**Task to complete**
It would help if you retyped the data exactly, leaving out the pictures.

═══ Data in this exercise ═══

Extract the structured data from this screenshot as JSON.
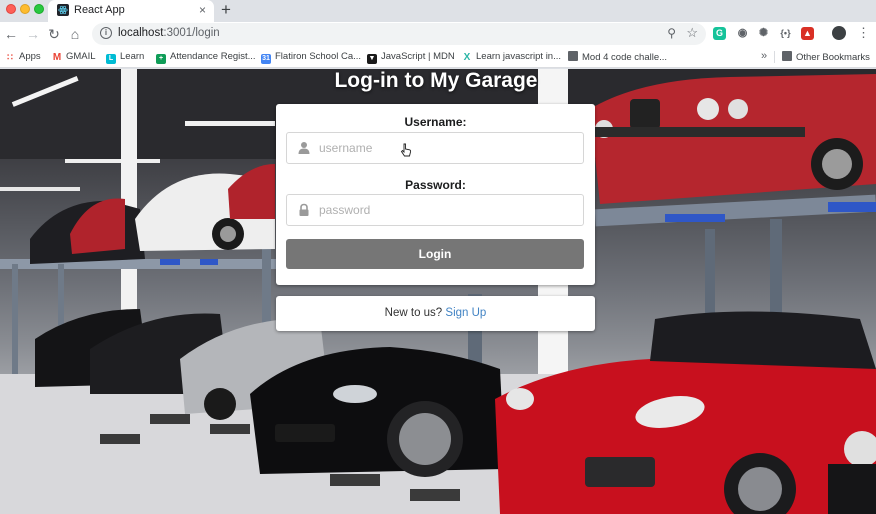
{
  "browser": {
    "tab_title": "React App",
    "tab_close": "×",
    "new_tab": "+",
    "url_host": "localhost",
    "url_rest": ":3001/login",
    "icons": {
      "back": "arrow-left-icon",
      "forward": "arrow-right-icon",
      "reload": "reload-icon",
      "home": "home-icon",
      "info": "info-icon",
      "zoom": "zoom-icon",
      "star": "star-icon",
      "menu": "more-vert-icon"
    }
  },
  "bookmarks": {
    "items": [
      {
        "label": "Apps",
        "icon": "apps-grid-icon",
        "color": "#ea4335"
      },
      {
        "label": "GMAIL",
        "icon": "gmail-icon",
        "color": "#ea4335"
      },
      {
        "label": "Learn",
        "icon": "learn-icon",
        "color": "#00bcd4"
      },
      {
        "label": "Attendance Regist...",
        "icon": "attendance-icon",
        "color": "#0f9d58"
      },
      {
        "label": "Flatiron School Ca...",
        "icon": "calendar-icon",
        "color": "#4285f4"
      },
      {
        "label": "JavaScript | MDN",
        "icon": "mdn-icon",
        "color": "#1a1a1a"
      },
      {
        "label": "Learn javascript in...",
        "icon": "scrimba-icon",
        "color": "#2bb5a6"
      },
      {
        "label": "Mod 4 code challe...",
        "icon": "folder-icon",
        "color": "#5f6368"
      }
    ],
    "overflow": "»",
    "other": "Other Bookmarks"
  },
  "page": {
    "title": "Log-in to My Garage",
    "username_label": "Username:",
    "username_placeholder": "username",
    "password_label": "Password:",
    "password_placeholder": "password",
    "login_button": "Login",
    "signup_prompt": "New to us?",
    "signup_link": "Sign Up"
  },
  "colors": {
    "login_button": "#767676",
    "link": "#4183c4",
    "tab_strip": "#dee1e6"
  }
}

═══

**Solution to this exercise**
Extract the structured data from this screenshot as JSON.
{
  "browser": {
    "tab_title": "React App",
    "tab_close": "×",
    "new_tab": "+",
    "url_host": "localhost",
    "url_rest": ":3001/login",
    "icons": {
      "back": "arrow-left-icon",
      "forward": "arrow-right-icon",
      "reload": "reload-icon",
      "home": "home-icon",
      "info": "info-icon",
      "zoom": "zoom-icon",
      "star": "star-icon",
      "menu": "more-vert-icon"
    }
  },
  "bookmarks": {
    "items": [
      {
        "label": "Apps",
        "icon": "apps-grid-icon",
        "color": "#ea4335"
      },
      {
        "label": "GMAIL",
        "icon": "gmail-icon",
        "color": "#ea4335"
      },
      {
        "label": "Learn",
        "icon": "learn-icon",
        "color": "#00bcd4"
      },
      {
        "label": "Attendance Regist...",
        "icon": "attendance-icon",
        "color": "#0f9d58"
      },
      {
        "label": "Flatiron School Ca...",
        "icon": "calendar-icon",
        "color": "#4285f4"
      },
      {
        "label": "JavaScript | MDN",
        "icon": "mdn-icon",
        "color": "#1a1a1a"
      },
      {
        "label": "Learn javascript in...",
        "icon": "scrimba-icon",
        "color": "#2bb5a6"
      },
      {
        "label": "Mod 4 code challe...",
        "icon": "folder-icon",
        "color": "#5f6368"
      }
    ],
    "overflow": "»",
    "other": "Other Bookmarks"
  },
  "page": {
    "title": "Log-in to My Garage",
    "username_label": "Username:",
    "username_placeholder": "username",
    "password_label": "Password:",
    "password_placeholder": "password",
    "login_button": "Login",
    "signup_prompt": "New to us?",
    "signup_link": "Sign Up"
  },
  "colors": {
    "login_button": "#767676",
    "link": "#4183c4",
    "tab_strip": "#dee1e6"
  }
}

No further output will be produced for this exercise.